• _Your objective_:
Every line of the records below that has the word "Biden" should be copied.

• _Data in this exercise_:
-- Opening Marker --

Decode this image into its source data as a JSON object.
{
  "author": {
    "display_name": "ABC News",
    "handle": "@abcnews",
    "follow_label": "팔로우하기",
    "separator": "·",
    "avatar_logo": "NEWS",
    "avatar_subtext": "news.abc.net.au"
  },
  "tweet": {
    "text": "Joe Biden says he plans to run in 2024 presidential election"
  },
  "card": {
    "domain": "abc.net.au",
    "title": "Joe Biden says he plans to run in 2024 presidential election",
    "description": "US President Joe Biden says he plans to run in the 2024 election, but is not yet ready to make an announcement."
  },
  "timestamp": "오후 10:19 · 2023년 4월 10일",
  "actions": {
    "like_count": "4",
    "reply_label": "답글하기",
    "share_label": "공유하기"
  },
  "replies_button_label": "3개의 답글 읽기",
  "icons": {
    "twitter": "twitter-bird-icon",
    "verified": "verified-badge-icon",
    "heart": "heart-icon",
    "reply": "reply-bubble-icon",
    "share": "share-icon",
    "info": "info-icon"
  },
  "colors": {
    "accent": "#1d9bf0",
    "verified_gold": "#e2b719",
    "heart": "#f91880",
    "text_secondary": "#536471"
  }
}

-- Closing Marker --

• _Exercise solution_:
    "text": "Joe Biden says he plans to run in 2024 presidential election"
    "title": "Joe Biden says he plans to run in 2024 presidential election",
    "description": "US President Joe Biden says he plans to run in the 2024 election, but is not yet ready to make an announcement."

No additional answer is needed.